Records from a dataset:
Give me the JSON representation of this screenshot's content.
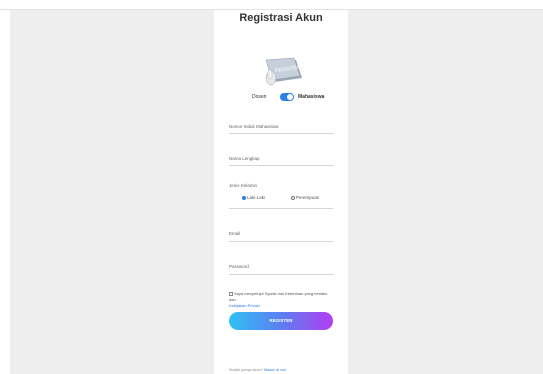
{
  "page": {
    "title": "Registrasi Akun",
    "illustration_label": "REGISTER",
    "role_toggle": {
      "left_label": "Dosen",
      "right_label": "Mahasiswa"
    },
    "fields": {
      "nim_label": "Nomor Induk Mahasiswa",
      "name_label": "Nama Lengkap",
      "email_label": "Email",
      "password_label": "Password"
    },
    "gender": {
      "label": "Jenis Kelamin",
      "options": [
        "Laki-Laki",
        "Perempuan"
      ]
    },
    "consent_text": "Saya menyetujui Syarat dan Ketentuan yang berlaku dan",
    "consent_link": "Kebijakan Privasi",
    "register_button": "REGISTER",
    "footer_text": "Sudah punya akun?",
    "footer_link": "Masuk di sini"
  }
}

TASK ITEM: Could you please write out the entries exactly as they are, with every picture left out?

RESULT BELOW:
Give me the JSON representation of this screenshot's content.
{
  "page": {
    "title": "Registrasi Akun",
    "illustration_label": "REGISTER",
    "role_toggle": {
      "left_label": "Dosen",
      "right_label": "Mahasiswa"
    },
    "fields": {
      "nim_label": "Nomor Induk Mahasiswa",
      "name_label": "Nama Lengkap",
      "email_label": "Email",
      "password_label": "Password"
    },
    "gender": {
      "label": "Jenis Kelamin",
      "options": [
        "Laki-Laki",
        "Perempuan"
      ]
    },
    "consent_text": "Saya menyetujui Syarat dan Ketentuan yang berlaku dan",
    "consent_link": "Kebijakan Privasi",
    "register_button": "REGISTER",
    "footer_text": "Sudah punya akun?",
    "footer_link": "Masuk di sini"
  }
}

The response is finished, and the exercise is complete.